**WHAT YOU SHOULD DO**
Each entry below is to be copied out exactly and in full.

(Website and app data records)
^^^^^^^^
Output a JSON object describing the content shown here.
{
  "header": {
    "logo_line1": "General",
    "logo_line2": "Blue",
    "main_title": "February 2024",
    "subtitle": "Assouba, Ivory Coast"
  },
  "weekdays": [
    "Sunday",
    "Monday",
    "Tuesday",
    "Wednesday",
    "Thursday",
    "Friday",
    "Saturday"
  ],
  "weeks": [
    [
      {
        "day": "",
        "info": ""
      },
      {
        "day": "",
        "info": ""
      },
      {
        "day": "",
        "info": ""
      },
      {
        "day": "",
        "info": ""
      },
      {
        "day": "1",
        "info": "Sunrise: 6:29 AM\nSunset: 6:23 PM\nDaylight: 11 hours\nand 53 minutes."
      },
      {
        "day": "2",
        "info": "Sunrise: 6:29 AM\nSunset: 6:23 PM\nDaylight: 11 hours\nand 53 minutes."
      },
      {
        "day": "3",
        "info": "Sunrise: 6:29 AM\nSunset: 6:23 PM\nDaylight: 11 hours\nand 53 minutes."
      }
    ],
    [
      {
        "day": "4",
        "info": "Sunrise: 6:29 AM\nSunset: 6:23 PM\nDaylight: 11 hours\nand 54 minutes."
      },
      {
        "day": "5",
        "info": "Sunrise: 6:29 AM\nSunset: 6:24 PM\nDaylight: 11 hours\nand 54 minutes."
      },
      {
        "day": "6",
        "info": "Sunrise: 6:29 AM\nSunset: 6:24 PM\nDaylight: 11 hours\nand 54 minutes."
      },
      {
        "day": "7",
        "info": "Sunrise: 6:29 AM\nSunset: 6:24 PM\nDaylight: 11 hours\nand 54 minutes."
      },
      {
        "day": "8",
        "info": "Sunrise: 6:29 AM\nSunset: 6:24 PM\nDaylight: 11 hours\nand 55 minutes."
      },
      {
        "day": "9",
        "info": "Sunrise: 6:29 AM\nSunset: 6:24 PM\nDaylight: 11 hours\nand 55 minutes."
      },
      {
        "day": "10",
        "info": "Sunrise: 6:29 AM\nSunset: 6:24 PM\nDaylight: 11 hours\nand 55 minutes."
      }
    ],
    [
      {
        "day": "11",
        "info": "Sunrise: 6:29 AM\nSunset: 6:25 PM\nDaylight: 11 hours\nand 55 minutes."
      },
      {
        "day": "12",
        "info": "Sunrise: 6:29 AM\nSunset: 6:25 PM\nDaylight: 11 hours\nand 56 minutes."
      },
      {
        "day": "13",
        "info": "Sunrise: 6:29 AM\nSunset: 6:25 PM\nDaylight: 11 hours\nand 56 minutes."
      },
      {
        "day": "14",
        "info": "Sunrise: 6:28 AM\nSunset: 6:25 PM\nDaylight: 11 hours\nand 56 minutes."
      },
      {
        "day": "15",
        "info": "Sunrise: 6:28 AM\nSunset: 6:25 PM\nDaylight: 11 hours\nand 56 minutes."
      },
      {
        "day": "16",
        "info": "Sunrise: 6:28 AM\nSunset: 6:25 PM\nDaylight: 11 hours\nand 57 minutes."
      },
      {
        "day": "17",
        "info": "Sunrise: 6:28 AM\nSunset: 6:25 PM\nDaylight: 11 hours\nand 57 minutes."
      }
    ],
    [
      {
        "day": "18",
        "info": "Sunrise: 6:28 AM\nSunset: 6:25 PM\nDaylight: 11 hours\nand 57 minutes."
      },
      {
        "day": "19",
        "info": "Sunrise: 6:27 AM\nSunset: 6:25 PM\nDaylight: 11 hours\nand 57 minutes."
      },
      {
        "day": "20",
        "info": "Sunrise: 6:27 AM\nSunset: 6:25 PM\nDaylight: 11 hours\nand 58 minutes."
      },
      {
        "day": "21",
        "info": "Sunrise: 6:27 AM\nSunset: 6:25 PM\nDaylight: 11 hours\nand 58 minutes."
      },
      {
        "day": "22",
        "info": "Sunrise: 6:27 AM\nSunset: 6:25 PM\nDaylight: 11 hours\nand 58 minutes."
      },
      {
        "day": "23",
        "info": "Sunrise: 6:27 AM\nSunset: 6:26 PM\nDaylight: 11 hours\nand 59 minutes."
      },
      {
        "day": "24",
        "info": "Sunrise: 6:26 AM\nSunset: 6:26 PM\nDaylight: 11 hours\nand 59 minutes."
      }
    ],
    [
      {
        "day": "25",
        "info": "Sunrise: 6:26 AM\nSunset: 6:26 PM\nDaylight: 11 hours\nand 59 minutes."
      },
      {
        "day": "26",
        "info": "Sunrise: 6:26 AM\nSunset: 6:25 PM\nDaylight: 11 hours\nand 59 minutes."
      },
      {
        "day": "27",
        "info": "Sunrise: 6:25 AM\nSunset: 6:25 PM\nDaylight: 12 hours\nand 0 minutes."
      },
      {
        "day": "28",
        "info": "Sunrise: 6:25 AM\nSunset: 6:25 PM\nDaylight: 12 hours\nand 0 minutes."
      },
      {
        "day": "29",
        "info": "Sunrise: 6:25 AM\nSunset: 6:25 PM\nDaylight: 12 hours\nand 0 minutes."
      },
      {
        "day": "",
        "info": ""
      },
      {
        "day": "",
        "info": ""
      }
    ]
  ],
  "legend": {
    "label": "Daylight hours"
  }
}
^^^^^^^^
**RESPONSE**
Output a JSON object describing the content shown here.
{
  "header": {
    "logo_line1": "General",
    "logo_line2": "Blue",
    "main_title": "February 2024",
    "subtitle": "Assouba, Ivory Coast"
  },
  "weekdays": [
    "Sunday",
    "Monday",
    "Tuesday",
    "Wednesday",
    "Thursday",
    "Friday",
    "Saturday"
  ],
  "weeks": [
    [
      {
        "day": "",
        "info": ""
      },
      {
        "day": "",
        "info": ""
      },
      {
        "day": "",
        "info": ""
      },
      {
        "day": "",
        "info": ""
      },
      {
        "day": "1",
        "info": "Sunrise: 6:29 AM\nSunset: 6:23 PM\nDaylight: 11 hours\nand 53 minutes."
      },
      {
        "day": "2",
        "info": "Sunrise: 6:29 AM\nSunset: 6:23 PM\nDaylight: 11 hours\nand 53 minutes."
      },
      {
        "day": "3",
        "info": "Sunrise: 6:29 AM\nSunset: 6:23 PM\nDaylight: 11 hours\nand 53 minutes."
      }
    ],
    [
      {
        "day": "4",
        "info": "Sunrise: 6:29 AM\nSunset: 6:23 PM\nDaylight: 11 hours\nand 54 minutes."
      },
      {
        "day": "5",
        "info": "Sunrise: 6:29 AM\nSunset: 6:24 PM\nDaylight: 11 hours\nand 54 minutes."
      },
      {
        "day": "6",
        "info": "Sunrise: 6:29 AM\nSunset: 6:24 PM\nDaylight: 11 hours\nand 54 minutes."
      },
      {
        "day": "7",
        "info": "Sunrise: 6:29 AM\nSunset: 6:24 PM\nDaylight: 11 hours\nand 54 minutes."
      },
      {
        "day": "8",
        "info": "Sunrise: 6:29 AM\nSunset: 6:24 PM\nDaylight: 11 hours\nand 55 minutes."
      },
      {
        "day": "9",
        "info": "Sunrise: 6:29 AM\nSunset: 6:24 PM\nDaylight: 11 hours\nand 55 minutes."
      },
      {
        "day": "10",
        "info": "Sunrise: 6:29 AM\nSunset: 6:24 PM\nDaylight: 11 hours\nand 55 minutes."
      }
    ],
    [
      {
        "day": "11",
        "info": "Sunrise: 6:29 AM\nSunset: 6:25 PM\nDaylight: 11 hours\nand 55 minutes."
      },
      {
        "day": "12",
        "info": "Sunrise: 6:29 AM\nSunset: 6:25 PM\nDaylight: 11 hours\nand 56 minutes."
      },
      {
        "day": "13",
        "info": "Sunrise: 6:29 AM\nSunset: 6:25 PM\nDaylight: 11 hours\nand 56 minutes."
      },
      {
        "day": "14",
        "info": "Sunrise: 6:28 AM\nSunset: 6:25 PM\nDaylight: 11 hours\nand 56 minutes."
      },
      {
        "day": "15",
        "info": "Sunrise: 6:28 AM\nSunset: 6:25 PM\nDaylight: 11 hours\nand 56 minutes."
      },
      {
        "day": "16",
        "info": "Sunrise: 6:28 AM\nSunset: 6:25 PM\nDaylight: 11 hours\nand 57 minutes."
      },
      {
        "day": "17",
        "info": "Sunrise: 6:28 AM\nSunset: 6:25 PM\nDaylight: 11 hours\nand 57 minutes."
      }
    ],
    [
      {
        "day": "18",
        "info": "Sunrise: 6:28 AM\nSunset: 6:25 PM\nDaylight: 11 hours\nand 57 minutes."
      },
      {
        "day": "19",
        "info": "Sunrise: 6:27 AM\nSunset: 6:25 PM\nDaylight: 11 hours\nand 57 minutes."
      },
      {
        "day": "20",
        "info": "Sunrise: 6:27 AM\nSunset: 6:25 PM\nDaylight: 11 hours\nand 58 minutes."
      },
      {
        "day": "21",
        "info": "Sunrise: 6:27 AM\nSunset: 6:25 PM\nDaylight: 11 hours\nand 58 minutes."
      },
      {
        "day": "22",
        "info": "Sunrise: 6:27 AM\nSunset: 6:25 PM\nDaylight: 11 hours\nand 58 minutes."
      },
      {
        "day": "23",
        "info": "Sunrise: 6:27 AM\nSunset: 6:26 PM\nDaylight: 11 hours\nand 59 minutes."
      },
      {
        "day": "24",
        "info": "Sunrise: 6:26 AM\nSunset: 6:26 PM\nDaylight: 11 hours\nand 59 minutes."
      }
    ],
    [
      {
        "day": "25",
        "info": "Sunrise: 6:26 AM\nSunset: 6:26 PM\nDaylight: 11 hours\nand 59 minutes."
      },
      {
        "day": "26",
        "info": "Sunrise: 6:26 AM\nSunset: 6:25 PM\nDaylight: 11 hours\nand 59 minutes."
      },
      {
        "day": "27",
        "info": "Sunrise: 6:25 AM\nSunset: 6:25 PM\nDaylight: 12 hours\nand 0 minutes."
      },
      {
        "day": "28",
        "info": "Sunrise: 6:25 AM\nSunset: 6:25 PM\nDaylight: 12 hours\nand 0 minutes."
      },
      {
        "day": "29",
        "info": "Sunrise: 6:25 AM\nSunset: 6:25 PM\nDaylight: 12 hours\nand 0 minutes."
      },
      {
        "day": "",
        "info": ""
      },
      {
        "day": "",
        "info": ""
      }
    ]
  ],
  "legend": {
    "label": "Daylight hours"
  }
}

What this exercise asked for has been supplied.